Work to be completed -> If a line in the entries contains the word "name", list it.

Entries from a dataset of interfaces

★ ★ ★

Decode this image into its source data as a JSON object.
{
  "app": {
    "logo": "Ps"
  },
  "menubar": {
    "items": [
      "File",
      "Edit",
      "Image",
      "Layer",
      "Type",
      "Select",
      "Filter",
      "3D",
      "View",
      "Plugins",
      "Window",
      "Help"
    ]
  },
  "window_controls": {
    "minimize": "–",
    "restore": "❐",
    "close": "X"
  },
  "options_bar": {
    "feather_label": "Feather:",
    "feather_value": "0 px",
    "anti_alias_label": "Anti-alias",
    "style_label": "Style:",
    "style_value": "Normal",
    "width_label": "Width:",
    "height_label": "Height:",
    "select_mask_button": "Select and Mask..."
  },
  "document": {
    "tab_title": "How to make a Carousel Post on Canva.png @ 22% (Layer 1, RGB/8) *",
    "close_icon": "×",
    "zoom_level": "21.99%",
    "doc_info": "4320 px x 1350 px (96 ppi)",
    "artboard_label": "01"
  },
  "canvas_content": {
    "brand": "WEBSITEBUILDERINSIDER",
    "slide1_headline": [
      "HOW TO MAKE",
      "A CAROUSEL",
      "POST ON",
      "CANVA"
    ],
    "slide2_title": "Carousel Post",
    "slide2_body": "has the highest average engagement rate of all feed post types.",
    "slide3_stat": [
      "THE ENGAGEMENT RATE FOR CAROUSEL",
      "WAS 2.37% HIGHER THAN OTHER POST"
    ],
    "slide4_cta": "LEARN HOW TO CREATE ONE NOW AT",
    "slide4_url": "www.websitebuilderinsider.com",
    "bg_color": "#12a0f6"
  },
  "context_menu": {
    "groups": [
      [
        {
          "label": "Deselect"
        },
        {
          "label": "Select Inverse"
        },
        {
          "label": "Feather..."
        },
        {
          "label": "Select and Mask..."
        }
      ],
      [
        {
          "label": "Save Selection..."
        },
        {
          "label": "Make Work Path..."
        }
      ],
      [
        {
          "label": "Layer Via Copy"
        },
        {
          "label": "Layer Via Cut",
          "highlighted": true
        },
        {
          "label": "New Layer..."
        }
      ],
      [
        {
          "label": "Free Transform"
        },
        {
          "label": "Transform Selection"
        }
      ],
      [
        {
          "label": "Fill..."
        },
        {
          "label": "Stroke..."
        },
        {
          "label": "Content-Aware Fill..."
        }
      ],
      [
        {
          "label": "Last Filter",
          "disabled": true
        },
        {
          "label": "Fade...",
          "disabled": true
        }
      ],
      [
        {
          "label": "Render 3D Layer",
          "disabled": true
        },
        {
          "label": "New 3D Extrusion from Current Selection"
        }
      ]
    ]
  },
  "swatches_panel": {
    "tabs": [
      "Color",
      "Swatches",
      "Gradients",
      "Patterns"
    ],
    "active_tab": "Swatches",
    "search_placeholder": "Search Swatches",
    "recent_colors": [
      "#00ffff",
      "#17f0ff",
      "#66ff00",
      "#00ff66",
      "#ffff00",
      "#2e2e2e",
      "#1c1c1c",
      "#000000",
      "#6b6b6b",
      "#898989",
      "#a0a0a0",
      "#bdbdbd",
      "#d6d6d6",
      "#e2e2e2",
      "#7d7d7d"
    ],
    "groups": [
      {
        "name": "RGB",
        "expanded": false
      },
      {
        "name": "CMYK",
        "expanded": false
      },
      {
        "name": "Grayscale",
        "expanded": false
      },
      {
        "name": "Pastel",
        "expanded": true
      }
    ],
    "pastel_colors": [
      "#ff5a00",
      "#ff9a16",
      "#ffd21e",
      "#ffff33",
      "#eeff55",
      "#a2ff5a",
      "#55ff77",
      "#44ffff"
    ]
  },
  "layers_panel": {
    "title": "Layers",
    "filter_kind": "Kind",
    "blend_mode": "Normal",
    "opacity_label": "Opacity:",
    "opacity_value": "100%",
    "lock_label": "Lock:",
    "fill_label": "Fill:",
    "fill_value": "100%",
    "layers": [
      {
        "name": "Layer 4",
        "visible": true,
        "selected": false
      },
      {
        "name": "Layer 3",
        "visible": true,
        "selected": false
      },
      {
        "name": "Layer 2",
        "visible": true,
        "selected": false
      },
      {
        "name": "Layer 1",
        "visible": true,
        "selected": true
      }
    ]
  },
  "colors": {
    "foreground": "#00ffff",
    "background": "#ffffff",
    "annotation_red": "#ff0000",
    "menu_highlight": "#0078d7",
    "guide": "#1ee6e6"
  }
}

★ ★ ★

Answer section ->
        "name": "RGB",
        "name": "CMYK",
        "name": "Grayscale",
        "name": "Pastel",
        "name": "Layer 4",
        "name": "Layer 3",
        "name": "Layer 2",
        "name": "Layer 1",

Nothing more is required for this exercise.